Aim of the task = The pictures do not go in the copy. Reproduce the rest of the entries exactly.

Records provided =
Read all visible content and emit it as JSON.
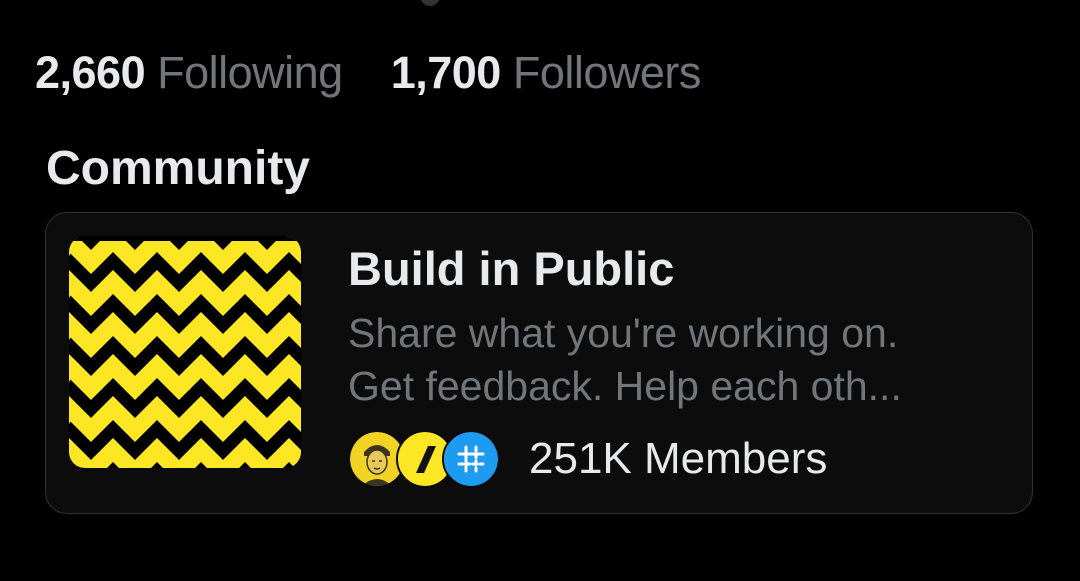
{
  "profile": {
    "following_count": "2,660",
    "following_label": "Following",
    "followers_count": "1,700",
    "followers_label": "Followers"
  },
  "community_section": {
    "heading": "Community",
    "community": {
      "name": "Build in Public",
      "description_line1": "Share what you're working on.",
      "description_line2": "Get feedback. Help each oth...",
      "members_label": "251K Members",
      "banner_icon": "zigzag-pattern",
      "member_avatars": [
        "member-avatar-illustrated-person",
        "member-avatar-slash-logo",
        "member-avatar-hashtag-logo"
      ]
    }
  },
  "colors": {
    "background": "#000000",
    "card_background": "#0c0c0c",
    "card_border": "#2f3336",
    "primary_text": "#e7e9ea",
    "secondary_text": "#71767b",
    "banner_yellow": "#fde724",
    "avatar_blue": "#1d9bf0"
  }
}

Response to the exercise =
Read all visible content and emit it as JSON.
{
  "profile": {
    "following_count": "2,660",
    "following_label": "Following",
    "followers_count": "1,700",
    "followers_label": "Followers"
  },
  "community_section": {
    "heading": "Community",
    "community": {
      "name": "Build in Public",
      "description_line1": "Share what you're working on.",
      "description_line2": "Get feedback. Help each oth...",
      "members_label": "251K Members",
      "banner_icon": "zigzag-pattern",
      "member_avatars": [
        "member-avatar-illustrated-person",
        "member-avatar-slash-logo",
        "member-avatar-hashtag-logo"
      ]
    }
  },
  "colors": {
    "background": "#000000",
    "card_background": "#0c0c0c",
    "card_border": "#2f3336",
    "primary_text": "#e7e9ea",
    "secondary_text": "#71767b",
    "banner_yellow": "#fde724",
    "avatar_blue": "#1d9bf0"
  }
}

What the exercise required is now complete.